successive releases of DA largesse as if they grow on trees.
As part of the Nautical Highway Project of President Gloria Mscapagal-Arroyo, Jagna is made the Bohol gateway to Mindanao. Through the Jagna-Camiguin-Cagayan de Oro linkage, Bohol is now accessible by land transportation via the roro and fast craft services.
The road network was envisioned to make Jagna the melting pot of Bohol’s growth centers like Tubigon in the west, Talibon in the north and Ubay in the east. The Tubigon-Carmen-S-Bullones-Jagna linkage is one trade route being developed in Bohol for increase economic development.
The boat service through Jagna made Mayor Lloren bullish that one day passenger traffic using the ferry vessels between his town and Mindanao will reach its peak generating more economic activity for the municipality.
Presently, a roro vessel and Paras Sea Cat, a fast craft are serving the Jagna-Camiguin-Mindanao route giving townspeople of the two islands easy access to each other.
According to Mayor Lloren, the ferry service to his town made it convenient for Mindanao travelers to reach Cebu the fastest way.
Using the fast craft, any Mindanao traveler will reach Cebu the same day he leaves his destination especially in cities with direct access to Cagayan de Oro.
A trip from any Mindanao city to Cebu by boat entails an overnight allotment of travel time.
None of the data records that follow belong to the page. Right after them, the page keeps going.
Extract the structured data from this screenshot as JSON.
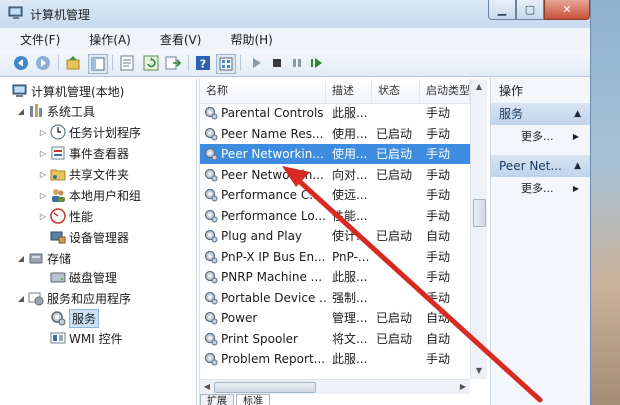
{
  "window": {
    "title": "计算机管理",
    "controls": {
      "minimize": "▁",
      "maximize": "▢",
      "close": "✕"
    }
  },
  "menu": [
    "文件(F)",
    "操作(A)",
    "查看(V)",
    "帮助(H)"
  ],
  "toolbar": [
    "back-icon",
    "forward-icon",
    "up-icon",
    "show-hide-tree-icon",
    "properties-icon",
    "refresh-icon",
    "export-icon",
    "help-icon",
    "view-icon",
    "play-icon",
    "stop-icon",
    "pause-icon",
    "restart-icon"
  ],
  "tree": {
    "root": "计算机管理(本地)",
    "items": [
      {
        "label": "系统工具",
        "icon": "tools-icon"
      },
      {
        "label": "任务计划程序",
        "icon": "clock-icon"
      },
      {
        "label": "事件查看器",
        "icon": "event-viewer-icon"
      },
      {
        "label": "共享文件夹",
        "icon": "shared-folder-icon"
      },
      {
        "label": "本地用户和组",
        "icon": "users-icon"
      },
      {
        "label": "性能",
        "icon": "performance-icon"
      },
      {
        "label": "设备管理器",
        "icon": "device-manager-icon"
      },
      {
        "label": "存储",
        "icon": "storage-icon"
      },
      {
        "label": "磁盘管理",
        "icon": "disk-icon"
      },
      {
        "label": "服务和应用程序",
        "icon": "services-apps-icon"
      },
      {
        "label": "服务",
        "icon": "services-icon"
      },
      {
        "label": "WMI 控件",
        "icon": "wmi-icon"
      }
    ]
  },
  "list": {
    "columns": [
      "名称",
      "描述",
      "状态",
      "启动类型"
    ],
    "rows": [
      {
        "name": "Parental Controls",
        "desc": "此服...",
        "status": "",
        "start": "手动"
      },
      {
        "name": "Peer Name Res...",
        "desc": "使用...",
        "status": "已启动",
        "start": "手动"
      },
      {
        "name": "Peer Networkin...",
        "desc": "使用...",
        "status": "已启动",
        "start": "手动"
      },
      {
        "name": "Peer Networkin...",
        "desc": "向对...",
        "status": "已启动",
        "start": "手动"
      },
      {
        "name": "Performance C...",
        "desc": "使远...",
        "status": "",
        "start": "手动"
      },
      {
        "name": "Performance Lo...",
        "desc": "性能...",
        "status": "",
        "start": "手动"
      },
      {
        "name": "Plug and Play",
        "desc": "使计...",
        "status": "已启动",
        "start": "自动"
      },
      {
        "name": "PnP-X IP Bus En...",
        "desc": "PnP-...",
        "status": "",
        "start": "手动"
      },
      {
        "name": "PNRP Machine ...",
        "desc": "此服...",
        "status": "",
        "start": "手动"
      },
      {
        "name": "Portable Device ...",
        "desc": "强制...",
        "status": "",
        "start": "手动"
      },
      {
        "name": "Power",
        "desc": "管理...",
        "status": "已启动",
        "start": "自动"
      },
      {
        "name": "Print Spooler",
        "desc": "将文...",
        "status": "已启动",
        "start": "自动"
      },
      {
        "name": "Problem Report...",
        "desc": "此服...",
        "status": "",
        "start": "手动"
      }
    ],
    "tabs": [
      "扩展",
      "标准"
    ]
  },
  "actions": {
    "header": "操作",
    "sections": [
      {
        "title": "服务",
        "more": "更多..."
      },
      {
        "title": "Peer Net...",
        "more": "更多..."
      }
    ]
  },
  "colors": {
    "selection": "#3d8ce0",
    "annotation": "#d82a22"
  }
}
The additional entry of ferry vessels in Jagna from Mindanao was made possible through the improvement of the Jagna port.
Mayor Lloren said with the expansion of the Jagna port, ferry boats fielded their craft in the route to meet increasing demand of passenger traffic.
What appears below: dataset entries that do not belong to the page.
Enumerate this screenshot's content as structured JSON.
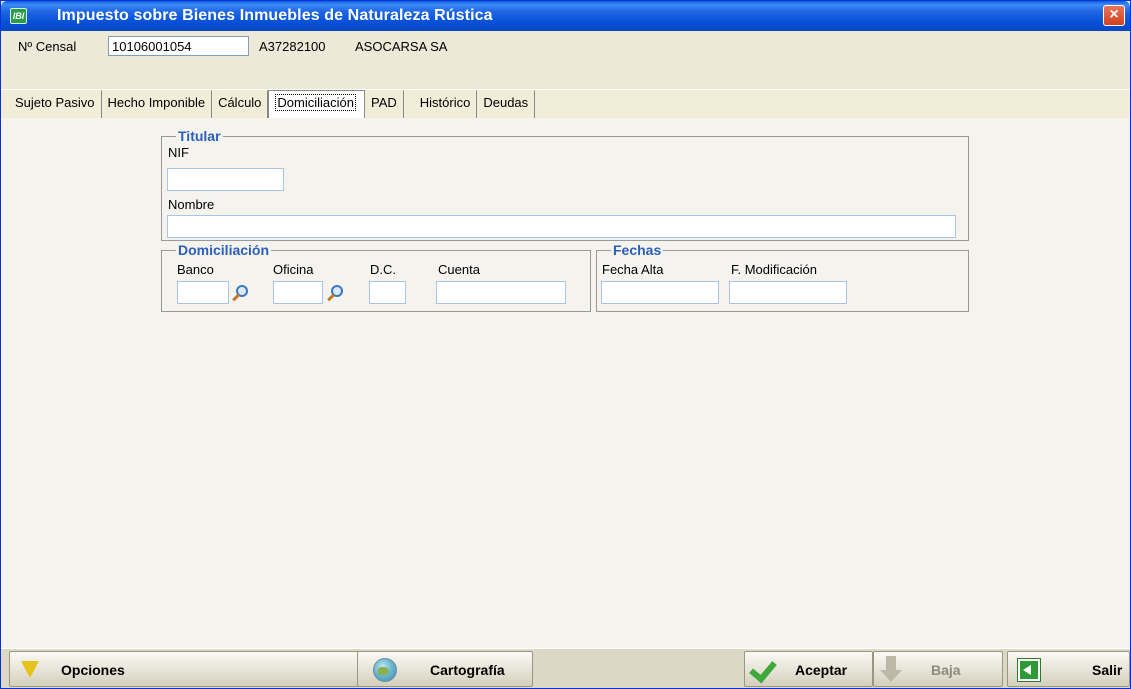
{
  "window": {
    "title": "Impuesto sobre Bienes Inmuebles de Naturaleza Rústica",
    "close_label": "×"
  },
  "census": {
    "label": "Nº Censal",
    "value": "10106001054",
    "nif": "A37282100",
    "name": "ASOCARSA SA"
  },
  "tabs": [
    {
      "label": "Sujeto Pasivo"
    },
    {
      "label": "Hecho Imponible"
    },
    {
      "label": "Cálculo"
    },
    {
      "label": "Domiciliación",
      "active": true
    },
    {
      "label": "PAD"
    },
    {
      "label": "Histórico"
    },
    {
      "label": "Deudas"
    }
  ],
  "titular": {
    "title": "Titular",
    "nif_label": "NIF",
    "nif_value": "",
    "nombre_label": "Nombre",
    "nombre_value": ""
  },
  "domiciliacion": {
    "title": "Domiciliación",
    "banco_label": "Banco",
    "banco_value": "",
    "oficina_label": "Oficina",
    "oficina_value": "",
    "dc_label": "D.C.",
    "dc_value": "",
    "cuenta_label": "Cuenta",
    "cuenta_value": ""
  },
  "fechas": {
    "title": "Fechas",
    "alta_label": "Fecha Alta",
    "alta_value": "",
    "modificacion_label": "F. Modificación",
    "modificacion_value": ""
  },
  "toolbar": {
    "opciones": "Opciones",
    "cartografia": "Cartografía",
    "aceptar": "Aceptar",
    "baja": "Baja",
    "salir": "Salir"
  }
}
The mayor is hoping that one day Jagna will be a port of call of vessels plying to any Mindanao city before navigating to Manila and vice versa.
He said a Manila-Jagna run is possible with the present economic growth in his municipality.
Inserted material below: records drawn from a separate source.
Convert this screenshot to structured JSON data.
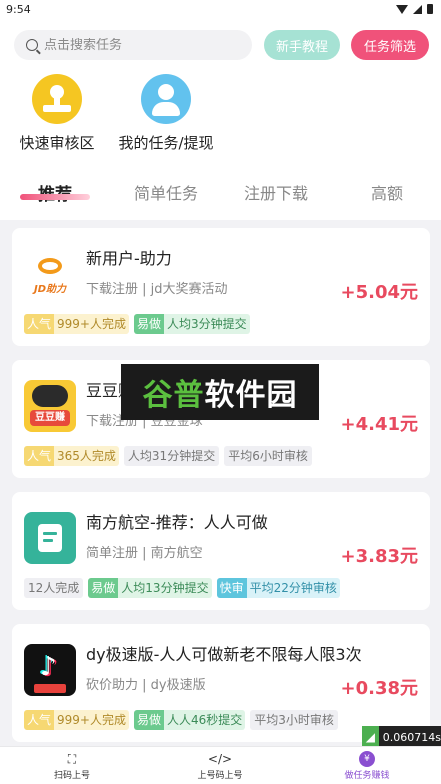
{
  "status_bar": {
    "time": "9:54"
  },
  "header": {
    "search_placeholder": "点击搜索任务",
    "tutorial_button": "新手教程",
    "filter_button": "任务筛选",
    "quick_entries": [
      {
        "label": "快速审核区",
        "icon": "stamp-icon"
      },
      {
        "label": "我的任务/提现",
        "icon": "user-icon"
      }
    ]
  },
  "tabs": [
    {
      "label": "推荐",
      "active": true
    },
    {
      "label": "简单任务",
      "active": false
    },
    {
      "label": "注册下载",
      "active": false
    },
    {
      "label": "高额",
      "active": false
    }
  ],
  "tasks": [
    {
      "title": "新用户-助力",
      "sub": "下载注册 | jd大奖赛活动",
      "price": "+5.04元",
      "logo_text": "JD助力",
      "tags": [
        {
          "kind": "pop",
          "k": "人气",
          "v": "999+人完成"
        },
        {
          "kind": "easy",
          "k": "易做",
          "v": "人均3分钟提交"
        }
      ]
    },
    {
      "title": "豆豆",
      "title_hidden_tail": "赚",
      "sub": "下载注册 | 豆豆金球",
      "price": "+4.41元",
      "logo_text": "豆豆赚",
      "tags": [
        {
          "kind": "pop",
          "k": "人气",
          "v": "365人完成"
        },
        {
          "kind": "plain",
          "v": "人均31分钟提交"
        },
        {
          "kind": "plain",
          "v": "平均6小时审核"
        }
      ]
    },
    {
      "title": "南方航空-推荐：人人可做",
      "sub": "简单注册 | 南方航空",
      "price": "+3.83元",
      "tags": [
        {
          "kind": "plain",
          "v": "12人完成"
        },
        {
          "kind": "easy",
          "k": "易做",
          "v": "人均13分钟提交"
        },
        {
          "kind": "fast",
          "k": "快审",
          "v": "平均22分钟审核"
        }
      ]
    },
    {
      "title": "dy极速版-人人可做新老不限每人限3次",
      "sub": "砍价助力 | dy极速版",
      "price": "+0.38元",
      "logo_text": "领现金",
      "tags": [
        {
          "kind": "pop",
          "k": "人气",
          "v": "999+人完成"
        },
        {
          "kind": "easy",
          "k": "易做",
          "v": "人人46秒提交"
        },
        {
          "kind": "plain",
          "v": "平均3小时审核"
        }
      ]
    }
  ],
  "watermark": {
    "part1": "谷普",
    "part2": "软件园"
  },
  "timer": {
    "value": "0.060714s"
  },
  "bottom_nav": [
    {
      "label": "扫码上号",
      "icon": "scan-icon"
    },
    {
      "label": "上号码上号",
      "icon": "code-icon"
    },
    {
      "label": "做任务赚钱",
      "icon": "money-bag-icon",
      "active": true
    }
  ],
  "colors": {
    "accent": "#f0527a",
    "price": "#e84a5f",
    "tutorial": "#a6e2d4",
    "active_nav": "#8a4fd0"
  }
}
Another huge impact project which the mayor contemplates to be part of his legacy is the completion of the public market.
Now generating revenues following the completion of the ground floor, the public market was funded by a loan extended by the Land Bank of the Phils. It has an initial income of P12 million as a result of the sale of occupancy rights.
Bullish of its income generating capacity, Mayor Lloren expressed optimism that with P25 million more, its second floor will be completed and will be open to rentals by dry goods operators.
When fully completed, the market has a project cost of P60 million.
The market’s top floor will be converted into barbecue stalls where passengers waiting for their Mindanao rides can have their meals.
This bustling municipality was a recipient of more than P25 million worth of projects courtesy of Agriculture Secretary Arthur Yap.
The Jagna bonanza was part of the millions poured by Sec. Yap in various Bohol towns in his capacity as Cabinet steward of Bohol. The DA of which Yap is the top honcho has a national budget of P40 billion.
Although the heavy concentration of project delivery was in the third district, it was not hard to explain as far the DA secretary was concerned.
With his visibility in the third district no longer hard to hide, Yap’s political ambition was made more pronounced with the delivery of various projects in the district. But other towns outside the district also benefited Yap’s generous initiative.
Tracing his roots in Loboc after marrying a scion of the Varquez clan, Yap is being considered a shoo-in in the third district congressional race.
A breakdown of DA projects in this town showed the following: Alejawan Communal Irrigation System (CIS), P4 million-80% accomplished; Boctol CIS, P1.5 million-40% accomplished; Cambugason CIS, P1.5 million- P35% accomplished; Cabunga-an CIS, P1.5 million-30% accomplished; Flatbed Dyer (two units) in Cabunga-an and Alejawan, worth P700,000 each—flooring completed; Composting facility, two units worth P700,000; flooring completed; tramline in Mayana, P1.7 million-for bidding; green house in Mayana, P400,000-documents on process; farm-to-market roads, P6.6 million or P200,000 of each of Jagna’s 33 barangays; ice making machine, P1.5 million-documents on process; and market, P5 million-documents on process.